—A technique in which the white blood cells are exposed to a chemical called a psoralen, temporarily separated from the rest of the blood and treated with UVA light, then returned to the body.
—A painful swelling of the joints that results from an accumulation of uric acid. This disease often affects the big toe.
—One of three types of white blood cells (neutrophils, eosinophils, and basophils) that contain visible granules.
—A small organ full of white blood cells, found in clusters throughout the body. Lymph nodes are where reactions to infections usually begin.
—A type of average. The median is the number in the middle of a sequence of numbers.
Myeloid progenitor cell

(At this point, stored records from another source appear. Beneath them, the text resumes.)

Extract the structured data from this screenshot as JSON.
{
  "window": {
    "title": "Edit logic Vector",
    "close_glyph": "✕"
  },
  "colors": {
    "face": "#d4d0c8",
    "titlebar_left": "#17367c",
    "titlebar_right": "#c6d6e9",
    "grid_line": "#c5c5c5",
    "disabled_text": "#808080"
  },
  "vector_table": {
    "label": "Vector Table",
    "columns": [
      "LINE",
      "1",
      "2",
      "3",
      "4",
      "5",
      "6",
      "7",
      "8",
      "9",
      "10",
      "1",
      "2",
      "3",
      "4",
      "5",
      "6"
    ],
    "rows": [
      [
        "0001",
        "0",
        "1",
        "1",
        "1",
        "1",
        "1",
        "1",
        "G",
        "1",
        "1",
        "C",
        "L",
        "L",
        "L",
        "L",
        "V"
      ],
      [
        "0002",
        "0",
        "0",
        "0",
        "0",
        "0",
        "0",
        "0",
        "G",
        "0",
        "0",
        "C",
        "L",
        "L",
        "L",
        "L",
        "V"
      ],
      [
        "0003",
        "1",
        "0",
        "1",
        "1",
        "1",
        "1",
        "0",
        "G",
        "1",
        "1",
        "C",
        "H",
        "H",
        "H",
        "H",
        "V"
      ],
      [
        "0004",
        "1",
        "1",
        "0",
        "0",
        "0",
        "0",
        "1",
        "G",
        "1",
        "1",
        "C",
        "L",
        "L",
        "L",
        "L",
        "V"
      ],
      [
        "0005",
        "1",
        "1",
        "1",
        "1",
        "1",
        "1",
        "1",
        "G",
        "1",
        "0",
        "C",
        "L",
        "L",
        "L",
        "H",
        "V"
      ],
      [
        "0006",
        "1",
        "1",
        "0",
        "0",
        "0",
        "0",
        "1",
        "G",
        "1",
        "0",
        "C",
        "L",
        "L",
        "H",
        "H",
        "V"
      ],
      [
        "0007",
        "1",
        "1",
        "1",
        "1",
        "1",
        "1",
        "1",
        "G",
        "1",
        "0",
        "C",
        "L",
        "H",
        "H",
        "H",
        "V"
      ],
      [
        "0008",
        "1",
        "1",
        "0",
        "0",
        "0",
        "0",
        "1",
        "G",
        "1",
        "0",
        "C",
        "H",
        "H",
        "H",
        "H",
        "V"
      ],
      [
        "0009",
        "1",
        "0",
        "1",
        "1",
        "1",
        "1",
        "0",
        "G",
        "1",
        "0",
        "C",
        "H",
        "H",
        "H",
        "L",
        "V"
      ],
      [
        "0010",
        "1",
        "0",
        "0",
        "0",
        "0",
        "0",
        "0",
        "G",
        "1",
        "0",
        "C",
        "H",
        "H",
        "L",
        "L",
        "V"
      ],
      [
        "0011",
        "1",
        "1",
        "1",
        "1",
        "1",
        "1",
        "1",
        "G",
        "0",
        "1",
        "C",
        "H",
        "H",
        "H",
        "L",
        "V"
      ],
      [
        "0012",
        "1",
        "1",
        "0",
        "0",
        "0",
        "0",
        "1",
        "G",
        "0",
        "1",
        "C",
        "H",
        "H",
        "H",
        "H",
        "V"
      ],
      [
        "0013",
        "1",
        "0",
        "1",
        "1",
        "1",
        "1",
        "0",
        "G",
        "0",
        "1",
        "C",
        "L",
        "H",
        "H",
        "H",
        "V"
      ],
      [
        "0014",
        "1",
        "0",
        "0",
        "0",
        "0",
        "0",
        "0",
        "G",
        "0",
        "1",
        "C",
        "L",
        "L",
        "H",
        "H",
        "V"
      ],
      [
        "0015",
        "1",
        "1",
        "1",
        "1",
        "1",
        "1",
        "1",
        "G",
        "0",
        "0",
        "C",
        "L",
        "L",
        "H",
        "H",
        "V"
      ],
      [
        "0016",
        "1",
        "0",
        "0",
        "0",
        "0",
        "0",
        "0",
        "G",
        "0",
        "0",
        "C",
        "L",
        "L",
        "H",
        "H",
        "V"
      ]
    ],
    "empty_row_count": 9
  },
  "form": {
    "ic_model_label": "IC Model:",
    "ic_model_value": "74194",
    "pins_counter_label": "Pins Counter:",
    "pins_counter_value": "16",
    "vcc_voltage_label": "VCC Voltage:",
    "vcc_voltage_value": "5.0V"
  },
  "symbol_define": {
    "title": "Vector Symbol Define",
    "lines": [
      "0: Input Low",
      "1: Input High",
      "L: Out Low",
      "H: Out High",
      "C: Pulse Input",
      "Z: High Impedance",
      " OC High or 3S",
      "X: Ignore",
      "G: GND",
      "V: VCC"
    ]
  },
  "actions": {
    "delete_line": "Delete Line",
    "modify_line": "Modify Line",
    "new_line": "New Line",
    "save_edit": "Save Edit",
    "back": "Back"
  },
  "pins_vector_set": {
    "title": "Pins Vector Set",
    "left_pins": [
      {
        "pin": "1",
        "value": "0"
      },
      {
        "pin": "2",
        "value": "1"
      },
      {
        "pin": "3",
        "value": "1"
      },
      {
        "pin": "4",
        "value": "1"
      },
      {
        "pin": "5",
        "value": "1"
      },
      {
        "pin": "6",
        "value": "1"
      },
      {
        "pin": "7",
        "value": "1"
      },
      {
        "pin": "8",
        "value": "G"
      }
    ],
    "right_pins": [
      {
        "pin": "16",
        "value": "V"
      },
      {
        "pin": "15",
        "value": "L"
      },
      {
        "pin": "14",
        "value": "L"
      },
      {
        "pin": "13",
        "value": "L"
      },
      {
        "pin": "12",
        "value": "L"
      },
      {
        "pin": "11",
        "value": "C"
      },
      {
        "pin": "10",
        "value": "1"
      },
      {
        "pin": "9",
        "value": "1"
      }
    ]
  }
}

—A cell normally found in the bone marrow that makes red blood cells, platelets, and some white blood cells (granulocytes and monocytes).
—The removal of blood.
—Tiny fragments of cells that begin the blood clotting process. They are found in the blood.
Red blood cells
—The cells in the blood that carry oxygen.
—An organ in the abdomen near the stomach. The spleen makes white blood cells, stores red blood cells, and removes old blood cells from the circulation.
—A transfer of blood or blood products from one person to another.
—A technique that uses sound waves to form an image of organs inside the body.
White blood cells
—The cells in the blood that fight infections. There are several types of white blood cells. Also known as immune cells.
QUESTIONS TO ASK THE DOCTOR
- Does my condition require treatment?
- What treatment would you recommend I try?
- What risks and side effects should I expect?
- How will it affect my quality of life?
- Are there any alternative treatments that might work equally well?
- Are there any activities I should avoid? For how long?
- Are there any symptoms I should watch for? Who should I contact if I experience them? How urgent is it to let someone know immediately?
Table Of Contents
- Causes and symptoms
- Clinical staging, treatments, and prognosis
- Coping with cancer treatment
- Clinical trials
- Special concerns
- Autoimmune disease
- Bone marrow
- Computed tomography (CT)
- Extracorporeal photochemotherapy
- Lymph node
- Myeloid progenitor cell
- Red blood cells
- White blood cells
- QUESTIONS TO ASK THE DOCTOR